The basic concept of The Body Snatchers has always fascinated me — alien facsimiles of humans that look and act like people, but aren’t human.
The idea of human copies not behaving in character to the original that they were cloned from, often lacking empathy and emotion, is a common science fiction trope. In The Thing an alien life-form mutates from one species to another, slowly learning how to successfully replicate itself. The human clone who isn’t like you and me has echoes of the enemy within and thought reform. It’s a metaphor for brainwashing, social peer pressure and the loss of individuality.

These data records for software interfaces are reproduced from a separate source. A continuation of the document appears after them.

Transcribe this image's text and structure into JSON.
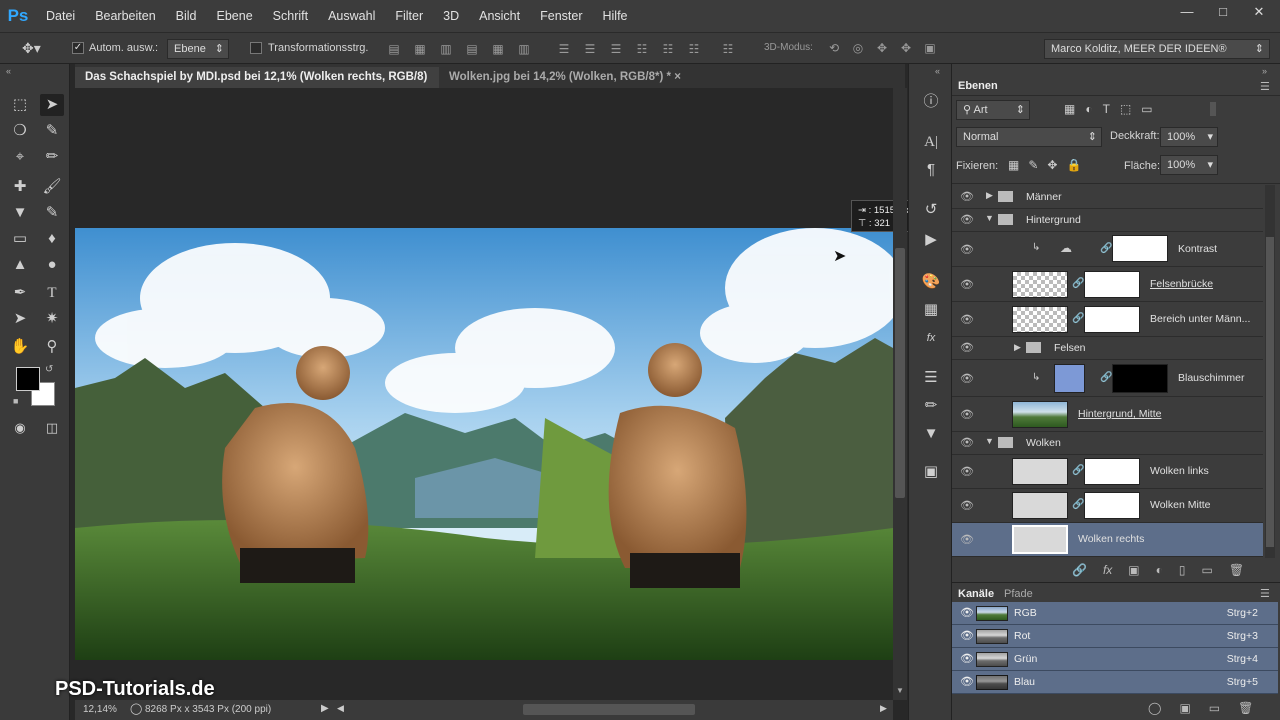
{
  "app": {
    "logo": "Ps"
  },
  "menu": [
    "Datei",
    "Bearbeiten",
    "Bild",
    "Ebene",
    "Schrift",
    "Auswahl",
    "Filter",
    "3D",
    "Ansicht",
    "Fenster",
    "Hilfe"
  ],
  "options": {
    "auto_select_label": "Autom. ausw.:",
    "auto_select_target": "Ebene",
    "transform_label": "Transformationsstrg.",
    "mode3d_label": "3D-Modus:",
    "workspace": "Marco Kolditz, MEER DER IDEEN®"
  },
  "tabs": [
    {
      "label": "Das Schachspiel by MDI.psd bei 12,1% (Wolken rechts, RGB/8) *"
    },
    {
      "label": "Wolken.jpg bei 14,2% (Wolken, RGB/8*) *"
    }
  ],
  "tooltip": {
    "width": "1515 Px",
    "height": "321 Px"
  },
  "watermark": "PSD-Tutorials.de",
  "status": {
    "zoom": "12,14%",
    "doc_info": "8268 Px x 3543 Px (200 ppi)"
  },
  "layers_panel": {
    "title": "Ebenen",
    "filter_kind": "Art",
    "blend_mode": "Normal",
    "opacity_label": "Deckkraft:",
    "opacity": "100%",
    "lock_label": "Fixieren:",
    "fill_label": "Fläche:",
    "fill": "100%",
    "layers": [
      {
        "name": "Männer"
      },
      {
        "name": "Hintergrund"
      },
      {
        "name": "Kontrast"
      },
      {
        "name": "Felsenbrücke"
      },
      {
        "name": "Bereich unter Männ..."
      },
      {
        "name": "Felsen"
      },
      {
        "name": "Blauschimmer"
      },
      {
        "name": "Hintergrund, Mitte"
      },
      {
        "name": "Wolken"
      },
      {
        "name": "Wolken links"
      },
      {
        "name": "Wolken Mitte"
      },
      {
        "name": "Wolken rechts"
      }
    ]
  },
  "channels_panel": {
    "tab_channels": "Kanäle",
    "tab_paths": "Pfade",
    "channels": [
      {
        "name": "RGB",
        "shortcut": "Strg+2"
      },
      {
        "name": "Rot",
        "shortcut": "Strg+3"
      },
      {
        "name": "Grün",
        "shortcut": "Strg+4"
      },
      {
        "name": "Blau",
        "shortcut": "Strg+5"
      }
    ]
  },
  "colors": {
    "accent": "#31a8ff",
    "selection": "#5d6e8a"
  }
}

The human clones are unable to feel human emotion, rendering them into terrifying monsters. Unlike Frankenstein’s monster (who does feel emotional pain), these monsters believe that feelings are a human limitation.
Jack Finney’s 1955 novel, The Body Snatchers, is set in a real American town and it’s written in the first person. The story happens through the eyes and experience of the protagonist. There’s a slightly gothic tone to the narrator’s voice. The 1956 adaptation, Invasion of the Body Snatchers, feels like a metaphor for Communism and Cold War paranoia. The 1978 adaptation is more science fiction horror addressing issues around the creepiness of social conformity and retaining independent thought, but it can also be interpreted within a domestic US political context. It’s also a great example of a film with a shock ending.
Science fiction stories that feature aliens mimicking humans, virtual worlds, or stories that incorporate synthetic human-like characters, provoke audiences to ask, what does it mean to be human? They also present us with the fear of losing our humanity, and they pose questions about authenticity — real versus simulation. What is real?
The body snatcher stories are sometimes referred to as ‘paranoid conspiracy’ stories. They express powerful fears and anxieties about the uncanny, reality and illusion. They are also classic mystery stories, where the protagonist must uncover the truth. In the case of the 1978 film, the ‘pod people’ are metaphors for social programming and a widespread fear in the US of government duplicity in the aftermath of the Watergate scandal.
The Body Snatchers (novel, 1955): Interesting.
Invasion of the Body Snatchers (film, 1956): Interesting.
Invasion of the Body Snatchers (film, 1978): Brilliant.